Another embodiment relates to a method including providing a semiconductor substrate having an exposed surface, treating the exposed surface of the semiconductor substrate with one or more metals to form a substantially uniform distribution of metal atoms of areal density greater than 1×1014/cm2 and less than 5×1015/cm2 on the exposed surface where the one or more metals enhancing nucleation for subsequent material growth, and forming a metal-containing layer on the exposed surface of the semiconductor substrate that has been treated, the one or more metals assisting the metal-containing layer to completely cover the semiconductor substrate within a predetermined amount of formation time.
Yet another embodiment relates to a method including providing a substrate, providing a dielectric layer overlying the substrate, treating an exposed surface of the dielectric layer by forming a plurality of metallic atoms on the exposed surface where the plurality of metallic atoms assisting in subsequent material growth on the dielectric layer and where a portion of the dielectric layer remains exposed after the treating, and forming a metal-containing layer overlying the dielectric layer and the plurality of metallic atoms, the metal-containing layer using the plurality of metallic atoms to obtain complete surface coverage with metal of the dielectric layer.
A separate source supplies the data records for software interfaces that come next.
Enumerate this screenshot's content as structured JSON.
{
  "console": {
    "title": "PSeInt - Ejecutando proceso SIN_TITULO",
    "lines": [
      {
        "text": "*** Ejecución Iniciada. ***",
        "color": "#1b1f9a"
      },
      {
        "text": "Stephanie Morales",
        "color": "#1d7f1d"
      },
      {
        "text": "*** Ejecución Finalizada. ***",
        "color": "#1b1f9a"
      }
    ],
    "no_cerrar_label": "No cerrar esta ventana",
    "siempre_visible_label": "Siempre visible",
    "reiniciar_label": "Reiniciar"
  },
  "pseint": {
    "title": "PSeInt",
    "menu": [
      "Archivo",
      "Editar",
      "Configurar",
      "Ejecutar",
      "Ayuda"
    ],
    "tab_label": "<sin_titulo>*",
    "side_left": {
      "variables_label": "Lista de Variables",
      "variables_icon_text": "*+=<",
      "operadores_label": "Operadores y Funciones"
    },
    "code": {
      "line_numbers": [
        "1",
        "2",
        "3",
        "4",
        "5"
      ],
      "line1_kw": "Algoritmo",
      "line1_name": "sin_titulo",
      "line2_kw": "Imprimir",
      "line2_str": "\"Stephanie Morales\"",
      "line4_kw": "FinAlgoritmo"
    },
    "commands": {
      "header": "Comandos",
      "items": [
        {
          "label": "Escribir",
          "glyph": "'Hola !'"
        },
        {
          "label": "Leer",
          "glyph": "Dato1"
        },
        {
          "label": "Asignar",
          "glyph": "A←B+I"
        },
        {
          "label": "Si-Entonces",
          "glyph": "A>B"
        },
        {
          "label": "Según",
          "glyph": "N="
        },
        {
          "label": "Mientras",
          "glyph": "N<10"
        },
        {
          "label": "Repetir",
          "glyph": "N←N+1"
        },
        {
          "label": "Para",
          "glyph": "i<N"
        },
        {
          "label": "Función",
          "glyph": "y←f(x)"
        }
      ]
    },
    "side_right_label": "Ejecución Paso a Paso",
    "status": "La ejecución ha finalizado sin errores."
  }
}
In the foregoing specification, the invention has been described with reference to specific embodiments. However, one of ordinary skill in the art appreciates that various modifications and changes can be made without departing from the scope of the present invention as set forth in the claims below. Benefits, other advantages, and solutions to problems have been described above with regard to specific embodiments. However, the benefits, advantages, solutions to problems, and any element(s) that may cause any benefit, advantage, or solution to occur or become more pronounced are not to be construed as a critical, required, or essential feature or element of any or all the claims. As used herein, the terms “comprises,” “comprising,” or any other variation thereof, are intended to cover a non-exclusive inclusion, such that a process, method, article, or apparatus that comprises a list of elements does not include only those elements but may include other elements not expressly listed or inherent to such process, method, article, or apparatus. The terms a or an, as used herein, are defined as one or more than one. The term plurality, as used herein, is defined as two or more than two. The term another, as used herein, is defined as at least a second or more. The terms including and/or having, as used herein, are defined as comprising (i.e., open language). The term coupled, as used herein, is defined as connected, although not necessarily directly, and not necessarily mechanically. Accordingly, the specification and figures are to be regarded in an illustrative rather than a restrictive sense, and all such modifications are intended to be included within the scope of the present invention.